Valuing irrigation lands on a farm

The value of irrigation land is based on type, soil, distance from water source and orientation.

Valuers distinguish between several types of irrigable land on a farm. The differences between these should be clearly understood by buyers and sellers:

Water-use entitlement
This refers to the lawful use of water for irrigation purposes. It is subject to water-use registration and will eventually be replaced by a water-use licence.

Irrigation land
This is land that has been cleared of natural vegetation, cultivated and equipped with mainlines, and for which there is enough lawful irrigation water available for annual irrigation. It has the highest value of all the irrigable land components.
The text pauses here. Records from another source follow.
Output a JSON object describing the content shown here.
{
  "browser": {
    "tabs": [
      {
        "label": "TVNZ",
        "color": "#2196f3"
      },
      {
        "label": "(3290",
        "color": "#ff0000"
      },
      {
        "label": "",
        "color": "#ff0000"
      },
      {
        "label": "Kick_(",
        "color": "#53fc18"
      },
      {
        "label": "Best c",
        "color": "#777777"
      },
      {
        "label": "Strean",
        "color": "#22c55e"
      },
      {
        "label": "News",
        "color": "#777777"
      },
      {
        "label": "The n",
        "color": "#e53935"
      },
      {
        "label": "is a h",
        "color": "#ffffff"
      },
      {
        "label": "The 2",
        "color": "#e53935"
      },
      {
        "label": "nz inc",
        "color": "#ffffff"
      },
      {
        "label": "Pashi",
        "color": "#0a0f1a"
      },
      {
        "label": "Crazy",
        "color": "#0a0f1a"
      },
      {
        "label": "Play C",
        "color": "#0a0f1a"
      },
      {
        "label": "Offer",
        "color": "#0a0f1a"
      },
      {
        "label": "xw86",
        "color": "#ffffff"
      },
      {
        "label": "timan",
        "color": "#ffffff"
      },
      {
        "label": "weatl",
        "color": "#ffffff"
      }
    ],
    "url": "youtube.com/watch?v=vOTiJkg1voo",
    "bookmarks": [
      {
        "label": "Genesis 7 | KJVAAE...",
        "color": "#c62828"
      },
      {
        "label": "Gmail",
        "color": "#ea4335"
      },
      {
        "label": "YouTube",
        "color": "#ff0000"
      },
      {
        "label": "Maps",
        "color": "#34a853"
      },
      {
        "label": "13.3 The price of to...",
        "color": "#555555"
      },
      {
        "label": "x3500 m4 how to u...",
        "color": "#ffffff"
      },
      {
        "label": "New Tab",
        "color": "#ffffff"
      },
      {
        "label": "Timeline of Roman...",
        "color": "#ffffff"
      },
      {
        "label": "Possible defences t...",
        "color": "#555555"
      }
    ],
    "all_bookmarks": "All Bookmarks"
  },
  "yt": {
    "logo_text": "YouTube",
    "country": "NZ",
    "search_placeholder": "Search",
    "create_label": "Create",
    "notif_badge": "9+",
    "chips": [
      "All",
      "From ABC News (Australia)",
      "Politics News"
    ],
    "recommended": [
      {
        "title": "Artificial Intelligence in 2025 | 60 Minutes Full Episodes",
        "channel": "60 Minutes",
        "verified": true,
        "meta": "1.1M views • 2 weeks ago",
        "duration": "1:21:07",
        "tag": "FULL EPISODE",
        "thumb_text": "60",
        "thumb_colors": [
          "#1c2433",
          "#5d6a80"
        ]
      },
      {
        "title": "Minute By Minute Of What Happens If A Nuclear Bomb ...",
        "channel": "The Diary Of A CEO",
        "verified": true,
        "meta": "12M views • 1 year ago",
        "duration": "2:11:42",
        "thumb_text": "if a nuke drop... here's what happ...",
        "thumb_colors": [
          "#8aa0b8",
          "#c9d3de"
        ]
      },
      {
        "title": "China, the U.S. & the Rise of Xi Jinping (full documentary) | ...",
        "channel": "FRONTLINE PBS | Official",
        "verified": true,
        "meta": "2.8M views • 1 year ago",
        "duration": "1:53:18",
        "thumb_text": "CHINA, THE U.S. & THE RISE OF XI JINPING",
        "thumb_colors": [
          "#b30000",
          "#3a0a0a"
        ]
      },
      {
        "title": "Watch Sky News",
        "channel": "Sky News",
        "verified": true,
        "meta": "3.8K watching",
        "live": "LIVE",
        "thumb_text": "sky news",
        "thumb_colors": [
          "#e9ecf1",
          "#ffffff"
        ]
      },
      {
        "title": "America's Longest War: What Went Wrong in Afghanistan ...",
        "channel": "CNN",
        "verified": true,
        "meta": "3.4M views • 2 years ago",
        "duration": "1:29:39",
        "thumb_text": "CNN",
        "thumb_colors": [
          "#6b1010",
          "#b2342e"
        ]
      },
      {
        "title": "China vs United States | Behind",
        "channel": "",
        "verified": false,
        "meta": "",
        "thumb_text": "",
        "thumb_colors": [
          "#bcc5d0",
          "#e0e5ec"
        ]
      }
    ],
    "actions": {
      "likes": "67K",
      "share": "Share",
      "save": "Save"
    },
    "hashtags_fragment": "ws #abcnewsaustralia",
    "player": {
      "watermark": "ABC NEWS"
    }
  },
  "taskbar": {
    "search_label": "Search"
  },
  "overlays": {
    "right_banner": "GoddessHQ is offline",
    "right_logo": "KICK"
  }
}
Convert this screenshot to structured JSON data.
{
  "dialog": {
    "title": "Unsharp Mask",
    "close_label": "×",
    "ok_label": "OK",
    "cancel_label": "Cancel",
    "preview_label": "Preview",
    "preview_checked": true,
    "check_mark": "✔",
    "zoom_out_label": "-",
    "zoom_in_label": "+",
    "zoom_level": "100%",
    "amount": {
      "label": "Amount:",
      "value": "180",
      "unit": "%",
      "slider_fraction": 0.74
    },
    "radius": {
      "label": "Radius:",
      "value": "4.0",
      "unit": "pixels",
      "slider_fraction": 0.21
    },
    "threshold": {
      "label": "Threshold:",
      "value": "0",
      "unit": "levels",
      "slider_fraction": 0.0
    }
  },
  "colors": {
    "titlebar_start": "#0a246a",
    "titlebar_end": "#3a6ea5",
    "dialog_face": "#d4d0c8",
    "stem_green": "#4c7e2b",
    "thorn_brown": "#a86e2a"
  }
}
Equipped land
This land has been cleared of natural vegetation, cultivated and equipped with mainlines, but it does not have enough lawful irrigation water available for annual irrigation. It can, however, be used for crop rotation. It has a lower value than irrigation land, but higher than irrigable land (see below).

Potentially irrigable dryland
This is land cleared of natural vegetation, cultivated, and not equipped with mainlines, but which can be so equipped, and for which there is sufficient water for annual irrigation if mainlines are installed. It has a lower value than equipped land, but higher than dryland and potentially irrigable veld.

Potentially irrigable veld
This is land that is currently veld, not cleared of natural vegetation, not cultivated and not equipped, but which can be irrigated if prepared and equipped, and for which there is enough irrigation water available to be cultivated annually. It has a lower value than potentially irrigable land, but a higher value than veld.

Transferring a water allocation

The transfer of a water allocation is allowed by the National Water Act. This usually happens when a farm is transferred from one owner to the next, but it can also be sold to be used for other purposes or on another property. This is possible because the water rights resides with the person or user and not the land. Originally, the entitlement was granted for use on a specific portion of land. These transfers are strictly controlled and regulated by the Department of Water Affairs.

A transaction of water-use allocation or water surrendering may take place under the following circumstances (National Water Act No. 36 of 1998):

  • The transfer must be in respect of water-use entitlements from the same water source (irrigation scheme or river, for example);
  • It must be physically possible;
  • The water-use entitlement must be lawful in respect of the Act.

Value of irrigation land
The value of irrigation land is largely influenced by:

Irrigation type
The cost of preparing lands for different types of irrigation differs and hence influences the value a buyer attaches to it. Examples of irrigation include flood, centre-pivot, drip, sprinkler, micro-jet, swivel boom, cannon sprayer, wheel-move, and dragline.

Soil potential

This influences not only the value of dryland, but irrigation land. Better dryland soils always make better irrigation lands. Well-drained soils allow for optimal irrigation whereas poorly drained soils make irrigation scheduling difficult. Tree crops, orchards and vineyards should never be planted on poorly drained soil. Nutrient levels always play a role in the value of soil because it is costly to rectify. It makes sense to pay less for soil with a low pH level, provided it is what the specific crop needs.

Climate

Climate restricts what can be planted and when.

North- or south-facing orientation
Soil temperature on the north-facing slope of a hill or mountain is always higher than on the southern slope. This is especially important for the production of vegetables destined for fresh produce markets early in the season. The rows in most orchards run north-south and lands that can be planted to this orientation are better suited to orchards than lands elongated east-west, and accordingly have a higher value.

Distance from water source
Not all lands close to a water source are suitable for irrigation. This is often the case with the banks of a river: soil on one bank may be good for irrigation, and that on the other unsuitable . As a result, lands are made and irrigated further away from the river, where there is better soil. Although it costs more to equip these lands, it does not mean that their value is higher. Cost does not equal value, and could even be lower due to the additional pumping and mainline costs.